[Records for the exercise Boundary: Start]

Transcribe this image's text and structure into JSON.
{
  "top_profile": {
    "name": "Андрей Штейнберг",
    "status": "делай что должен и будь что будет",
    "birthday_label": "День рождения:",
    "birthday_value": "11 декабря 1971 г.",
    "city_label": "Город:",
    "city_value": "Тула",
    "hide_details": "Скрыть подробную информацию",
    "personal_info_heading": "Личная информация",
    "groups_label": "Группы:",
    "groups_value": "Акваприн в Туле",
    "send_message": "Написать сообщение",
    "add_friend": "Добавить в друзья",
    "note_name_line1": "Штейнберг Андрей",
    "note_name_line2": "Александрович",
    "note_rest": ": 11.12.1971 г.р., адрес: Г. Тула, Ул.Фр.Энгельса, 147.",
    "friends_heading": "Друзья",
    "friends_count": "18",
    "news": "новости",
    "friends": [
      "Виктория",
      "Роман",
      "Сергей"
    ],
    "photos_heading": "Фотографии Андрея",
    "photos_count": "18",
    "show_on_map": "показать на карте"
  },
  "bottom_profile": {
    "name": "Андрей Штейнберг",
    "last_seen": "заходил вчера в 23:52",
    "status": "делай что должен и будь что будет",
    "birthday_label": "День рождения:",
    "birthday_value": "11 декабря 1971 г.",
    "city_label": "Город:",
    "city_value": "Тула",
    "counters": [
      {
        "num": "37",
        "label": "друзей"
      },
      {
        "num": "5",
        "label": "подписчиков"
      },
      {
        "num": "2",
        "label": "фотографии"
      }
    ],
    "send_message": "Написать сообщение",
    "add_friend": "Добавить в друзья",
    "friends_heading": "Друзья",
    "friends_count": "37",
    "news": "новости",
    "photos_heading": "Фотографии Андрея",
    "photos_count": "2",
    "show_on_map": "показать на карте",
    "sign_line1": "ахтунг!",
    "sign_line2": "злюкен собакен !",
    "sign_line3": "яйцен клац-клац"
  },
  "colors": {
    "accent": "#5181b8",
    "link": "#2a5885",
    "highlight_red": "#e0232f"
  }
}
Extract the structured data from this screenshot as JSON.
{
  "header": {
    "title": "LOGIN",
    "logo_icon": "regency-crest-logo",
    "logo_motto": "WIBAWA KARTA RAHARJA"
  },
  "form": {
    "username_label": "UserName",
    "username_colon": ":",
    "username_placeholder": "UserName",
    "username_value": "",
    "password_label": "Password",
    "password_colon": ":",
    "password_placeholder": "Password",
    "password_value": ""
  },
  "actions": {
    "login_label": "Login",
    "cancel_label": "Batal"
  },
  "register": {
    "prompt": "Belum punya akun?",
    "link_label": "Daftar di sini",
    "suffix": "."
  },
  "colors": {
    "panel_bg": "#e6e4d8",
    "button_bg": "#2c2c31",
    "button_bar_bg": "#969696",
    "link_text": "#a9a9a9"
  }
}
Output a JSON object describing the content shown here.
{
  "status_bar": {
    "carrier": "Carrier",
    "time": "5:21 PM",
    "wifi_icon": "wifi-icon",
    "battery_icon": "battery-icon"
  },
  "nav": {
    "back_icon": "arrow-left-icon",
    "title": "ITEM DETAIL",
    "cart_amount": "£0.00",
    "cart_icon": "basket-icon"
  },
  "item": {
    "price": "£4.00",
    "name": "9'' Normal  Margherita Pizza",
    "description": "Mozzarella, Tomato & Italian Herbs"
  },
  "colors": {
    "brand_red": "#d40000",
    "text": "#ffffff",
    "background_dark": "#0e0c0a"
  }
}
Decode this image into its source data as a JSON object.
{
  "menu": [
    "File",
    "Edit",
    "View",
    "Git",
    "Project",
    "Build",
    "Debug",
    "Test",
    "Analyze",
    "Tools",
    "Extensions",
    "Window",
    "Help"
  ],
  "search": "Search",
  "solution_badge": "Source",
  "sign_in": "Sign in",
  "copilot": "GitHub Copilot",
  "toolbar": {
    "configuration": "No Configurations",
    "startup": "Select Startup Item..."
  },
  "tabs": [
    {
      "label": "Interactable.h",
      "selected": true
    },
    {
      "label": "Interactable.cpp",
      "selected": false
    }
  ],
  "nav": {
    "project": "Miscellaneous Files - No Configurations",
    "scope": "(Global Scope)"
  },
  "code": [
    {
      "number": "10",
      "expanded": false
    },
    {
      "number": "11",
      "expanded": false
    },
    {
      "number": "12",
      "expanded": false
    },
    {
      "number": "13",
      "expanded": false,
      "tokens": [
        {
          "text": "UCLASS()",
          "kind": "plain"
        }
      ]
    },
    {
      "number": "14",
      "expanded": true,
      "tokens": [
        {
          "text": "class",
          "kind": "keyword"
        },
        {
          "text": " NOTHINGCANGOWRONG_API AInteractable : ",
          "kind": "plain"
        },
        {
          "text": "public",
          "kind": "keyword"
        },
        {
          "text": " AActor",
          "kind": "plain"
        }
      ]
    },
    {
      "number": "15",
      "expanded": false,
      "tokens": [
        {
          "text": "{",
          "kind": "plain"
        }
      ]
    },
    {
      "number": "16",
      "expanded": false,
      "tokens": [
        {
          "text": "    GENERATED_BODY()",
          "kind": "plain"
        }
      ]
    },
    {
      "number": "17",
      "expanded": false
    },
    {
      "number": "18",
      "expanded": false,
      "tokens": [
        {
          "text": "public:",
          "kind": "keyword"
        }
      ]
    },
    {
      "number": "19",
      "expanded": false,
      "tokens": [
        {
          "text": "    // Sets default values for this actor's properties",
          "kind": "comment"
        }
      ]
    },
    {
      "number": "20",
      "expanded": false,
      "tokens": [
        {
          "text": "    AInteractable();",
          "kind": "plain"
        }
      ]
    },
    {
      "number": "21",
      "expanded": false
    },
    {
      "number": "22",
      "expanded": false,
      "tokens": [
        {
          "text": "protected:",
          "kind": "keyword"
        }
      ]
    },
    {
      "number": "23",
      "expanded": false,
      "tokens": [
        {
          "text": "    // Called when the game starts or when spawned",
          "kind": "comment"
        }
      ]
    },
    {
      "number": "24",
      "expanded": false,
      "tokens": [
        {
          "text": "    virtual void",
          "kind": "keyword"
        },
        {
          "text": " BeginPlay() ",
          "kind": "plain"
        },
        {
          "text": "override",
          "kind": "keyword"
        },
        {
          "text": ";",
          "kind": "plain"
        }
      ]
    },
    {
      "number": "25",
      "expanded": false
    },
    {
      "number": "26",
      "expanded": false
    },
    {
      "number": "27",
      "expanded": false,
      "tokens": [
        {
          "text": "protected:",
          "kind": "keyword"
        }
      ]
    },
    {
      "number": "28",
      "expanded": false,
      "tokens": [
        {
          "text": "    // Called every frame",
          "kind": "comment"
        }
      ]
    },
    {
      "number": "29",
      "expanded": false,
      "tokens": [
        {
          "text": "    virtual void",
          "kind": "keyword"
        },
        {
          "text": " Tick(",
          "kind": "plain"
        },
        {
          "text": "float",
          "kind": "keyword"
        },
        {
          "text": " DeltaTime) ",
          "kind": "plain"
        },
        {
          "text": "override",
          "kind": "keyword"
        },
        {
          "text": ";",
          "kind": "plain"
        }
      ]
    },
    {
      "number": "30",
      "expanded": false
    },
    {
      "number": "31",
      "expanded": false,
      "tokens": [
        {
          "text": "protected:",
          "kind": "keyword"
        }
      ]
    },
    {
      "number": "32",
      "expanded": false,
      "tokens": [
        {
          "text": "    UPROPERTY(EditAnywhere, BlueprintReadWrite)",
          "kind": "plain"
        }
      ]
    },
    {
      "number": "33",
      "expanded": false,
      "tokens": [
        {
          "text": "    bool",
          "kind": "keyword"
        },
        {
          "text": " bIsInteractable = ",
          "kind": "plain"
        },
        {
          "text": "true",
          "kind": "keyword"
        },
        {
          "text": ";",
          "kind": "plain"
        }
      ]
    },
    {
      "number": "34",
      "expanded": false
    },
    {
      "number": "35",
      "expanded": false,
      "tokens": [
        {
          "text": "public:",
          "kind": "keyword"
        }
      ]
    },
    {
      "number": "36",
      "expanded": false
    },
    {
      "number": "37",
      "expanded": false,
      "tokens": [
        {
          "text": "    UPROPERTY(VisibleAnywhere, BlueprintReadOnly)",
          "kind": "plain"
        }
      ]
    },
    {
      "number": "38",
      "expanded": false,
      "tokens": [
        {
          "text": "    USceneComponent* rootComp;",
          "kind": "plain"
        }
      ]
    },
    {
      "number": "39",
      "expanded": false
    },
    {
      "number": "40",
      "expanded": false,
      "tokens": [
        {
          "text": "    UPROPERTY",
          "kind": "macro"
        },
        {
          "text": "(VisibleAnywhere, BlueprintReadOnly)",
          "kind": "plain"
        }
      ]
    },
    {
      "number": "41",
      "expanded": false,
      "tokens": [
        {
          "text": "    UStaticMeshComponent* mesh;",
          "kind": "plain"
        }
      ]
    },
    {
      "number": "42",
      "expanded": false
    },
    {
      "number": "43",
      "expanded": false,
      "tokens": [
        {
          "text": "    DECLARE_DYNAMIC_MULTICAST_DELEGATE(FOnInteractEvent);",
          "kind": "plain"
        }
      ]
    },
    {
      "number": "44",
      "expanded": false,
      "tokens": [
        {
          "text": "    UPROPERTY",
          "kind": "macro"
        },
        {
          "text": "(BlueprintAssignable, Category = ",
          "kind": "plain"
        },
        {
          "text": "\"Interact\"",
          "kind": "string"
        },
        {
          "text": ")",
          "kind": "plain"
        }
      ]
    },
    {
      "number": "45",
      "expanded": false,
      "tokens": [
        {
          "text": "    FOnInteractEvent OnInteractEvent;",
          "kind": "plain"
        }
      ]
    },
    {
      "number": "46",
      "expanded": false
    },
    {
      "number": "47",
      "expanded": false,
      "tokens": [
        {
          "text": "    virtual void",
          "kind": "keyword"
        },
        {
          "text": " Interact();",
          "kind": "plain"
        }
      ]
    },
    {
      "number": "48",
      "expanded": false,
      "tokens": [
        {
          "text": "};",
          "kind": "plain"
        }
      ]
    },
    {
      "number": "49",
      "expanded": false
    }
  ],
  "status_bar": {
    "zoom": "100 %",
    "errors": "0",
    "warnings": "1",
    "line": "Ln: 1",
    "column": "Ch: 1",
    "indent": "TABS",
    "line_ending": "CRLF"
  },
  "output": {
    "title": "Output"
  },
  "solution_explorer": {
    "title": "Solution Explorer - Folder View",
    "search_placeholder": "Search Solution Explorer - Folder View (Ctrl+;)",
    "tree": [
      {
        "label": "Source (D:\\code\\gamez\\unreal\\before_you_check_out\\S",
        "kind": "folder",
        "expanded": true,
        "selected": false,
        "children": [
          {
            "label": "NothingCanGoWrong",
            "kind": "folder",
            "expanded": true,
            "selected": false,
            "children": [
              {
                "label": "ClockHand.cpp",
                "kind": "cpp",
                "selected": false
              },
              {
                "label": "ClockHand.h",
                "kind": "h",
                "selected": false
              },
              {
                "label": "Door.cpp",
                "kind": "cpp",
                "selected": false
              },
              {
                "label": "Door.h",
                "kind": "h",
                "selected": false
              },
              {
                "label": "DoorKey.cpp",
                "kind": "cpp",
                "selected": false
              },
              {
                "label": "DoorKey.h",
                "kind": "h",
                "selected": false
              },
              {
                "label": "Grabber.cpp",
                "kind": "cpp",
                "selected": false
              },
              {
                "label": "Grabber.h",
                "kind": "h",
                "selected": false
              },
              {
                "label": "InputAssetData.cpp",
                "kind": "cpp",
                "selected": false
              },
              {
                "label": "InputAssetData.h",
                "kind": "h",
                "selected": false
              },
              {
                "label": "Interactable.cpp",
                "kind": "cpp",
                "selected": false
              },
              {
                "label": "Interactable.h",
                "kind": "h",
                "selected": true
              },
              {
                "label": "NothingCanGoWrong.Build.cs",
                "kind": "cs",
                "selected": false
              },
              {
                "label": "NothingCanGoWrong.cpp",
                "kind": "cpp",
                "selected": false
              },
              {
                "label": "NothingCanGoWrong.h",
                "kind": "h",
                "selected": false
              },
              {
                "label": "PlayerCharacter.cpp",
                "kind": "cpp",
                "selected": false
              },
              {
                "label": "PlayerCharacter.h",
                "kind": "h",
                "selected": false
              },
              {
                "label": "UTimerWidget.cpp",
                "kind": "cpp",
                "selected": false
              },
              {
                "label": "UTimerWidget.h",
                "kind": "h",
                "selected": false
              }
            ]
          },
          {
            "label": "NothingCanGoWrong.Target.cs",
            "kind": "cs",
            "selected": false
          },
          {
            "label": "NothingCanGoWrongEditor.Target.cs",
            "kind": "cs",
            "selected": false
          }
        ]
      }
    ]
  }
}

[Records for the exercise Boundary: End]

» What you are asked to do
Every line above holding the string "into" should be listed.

» Result for this task
Transcribe this image's text and structure into JSON.
Decode this image into its source data as a JSON object.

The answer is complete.